Task item: Your answer must be an exact copy of the records below, with every picture left out.

[Element data from apps and pages]
———

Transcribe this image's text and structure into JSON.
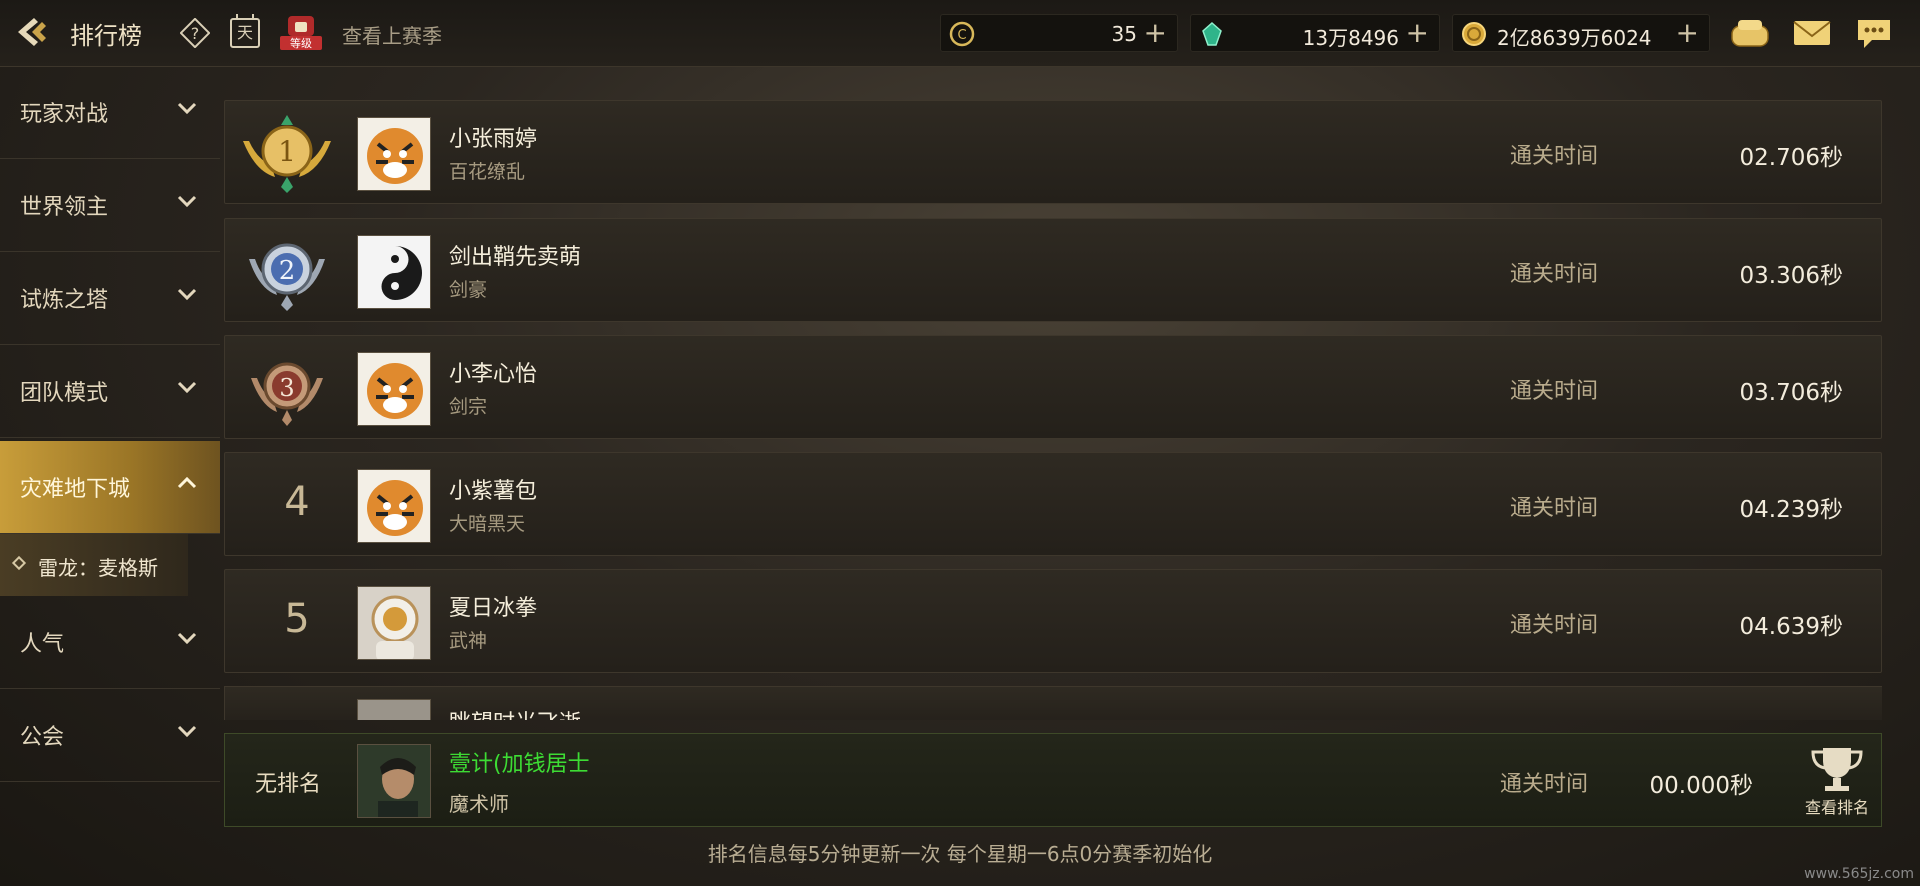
{
  "header": {
    "title": "排行榜",
    "calendar_text": "天",
    "level_text": "等级",
    "prev_season": "查看上赛季",
    "currencies": [
      {
        "icon": "c-coin-icon",
        "value": "35"
      },
      {
        "icon": "gem-icon",
        "value": "13万8496"
      },
      {
        "icon": "gold-coin-icon",
        "value": "2亿8639万6024"
      }
    ]
  },
  "sidebar": {
    "items": [
      {
        "label": "玩家对战",
        "expanded": false
      },
      {
        "label": "世界领主",
        "expanded": false
      },
      {
        "label": "试炼之塔",
        "expanded": false
      },
      {
        "label": "团队模式",
        "expanded": false
      },
      {
        "label": "灾难地下城",
        "expanded": true
      },
      {
        "label": "人气",
        "expanded": false
      },
      {
        "label": "公会",
        "expanded": false
      }
    ],
    "sub_item": "雷龙：麦格斯"
  },
  "rows": [
    {
      "rank": "1",
      "name": "小张雨婷",
      "class": "百花缭乱",
      "time_label": "通关时间",
      "time": "02.706秒"
    },
    {
      "rank": "2",
      "name": "剑出鞘先卖萌",
      "class": "剑豪",
      "time_label": "通关时间",
      "time": "03.306秒"
    },
    {
      "rank": "3",
      "name": "小李心怡",
      "class": "剑宗",
      "time_label": "通关时间",
      "time": "03.706秒"
    },
    {
      "rank": "4",
      "name": "小紫薯包",
      "class": "大暗黑天",
      "time_label": "通关时间",
      "time": "04.239秒"
    },
    {
      "rank": "5",
      "name": "夏日冰拳",
      "class": "武神",
      "time_label": "通关时间",
      "time": "04.639秒"
    }
  ],
  "partial_row": {
    "name": "眺望时光飞逝"
  },
  "self": {
    "rank": "无排名",
    "name": "壹计(加钱居士",
    "class": "魔术师",
    "time_label": "通关时间",
    "time": "00.000秒",
    "view_rank": "查看排名"
  },
  "footer": "排名信息每5分钟更新一次 每个星期一6点0分赛季初始化",
  "watermark": "www.565jz.com",
  "colors": {
    "accent_gold": "#c89d3a",
    "self_name_green": "#3ddc34"
  }
}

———

Response below:
Transcribe this image's text and structure into JSON.
{
  "header": {
    "title": "排行榜",
    "calendar_text": "天",
    "level_text": "等级",
    "prev_season": "查看上赛季",
    "currencies": [
      {
        "icon": "c-coin-icon",
        "value": "35"
      },
      {
        "icon": "gem-icon",
        "value": "13万8496"
      },
      {
        "icon": "gold-coin-icon",
        "value": "2亿8639万6024"
      }
    ]
  },
  "sidebar": {
    "items": [
      {
        "label": "玩家对战",
        "expanded": false
      },
      {
        "label": "世界领主",
        "expanded": false
      },
      {
        "label": "试炼之塔",
        "expanded": false
      },
      {
        "label": "团队模式",
        "expanded": false
      },
      {
        "label": "灾难地下城",
        "expanded": true
      },
      {
        "label": "人气",
        "expanded": false
      },
      {
        "label": "公会",
        "expanded": false
      }
    ],
    "sub_item": "雷龙：麦格斯"
  },
  "rows": [
    {
      "rank": "1",
      "name": "小张雨婷",
      "class": "百花缭乱",
      "time_label": "通关时间",
      "time": "02.706秒"
    },
    {
      "rank": "2",
      "name": "剑出鞘先卖萌",
      "class": "剑豪",
      "time_label": "通关时间",
      "time": "03.306秒"
    },
    {
      "rank": "3",
      "name": "小李心怡",
      "class": "剑宗",
      "time_label": "通关时间",
      "time": "03.706秒"
    },
    {
      "rank": "4",
      "name": "小紫薯包",
      "class": "大暗黑天",
      "time_label": "通关时间",
      "time": "04.239秒"
    },
    {
      "rank": "5",
      "name": "夏日冰拳",
      "class": "武神",
      "time_label": "通关时间",
      "time": "04.639秒"
    }
  ],
  "partial_row": {
    "name": "眺望时光飞逝"
  },
  "self": {
    "rank": "无排名",
    "name": "壹计(加钱居士",
    "class": "魔术师",
    "time_label": "通关时间",
    "time": "00.000秒",
    "view_rank": "查看排名"
  },
  "footer": "排名信息每5分钟更新一次 每个星期一6点0分赛季初始化",
  "watermark": "www.565jz.com",
  "colors": {
    "accent_gold": "#c89d3a",
    "self_name_green": "#3ddc34"
  }
}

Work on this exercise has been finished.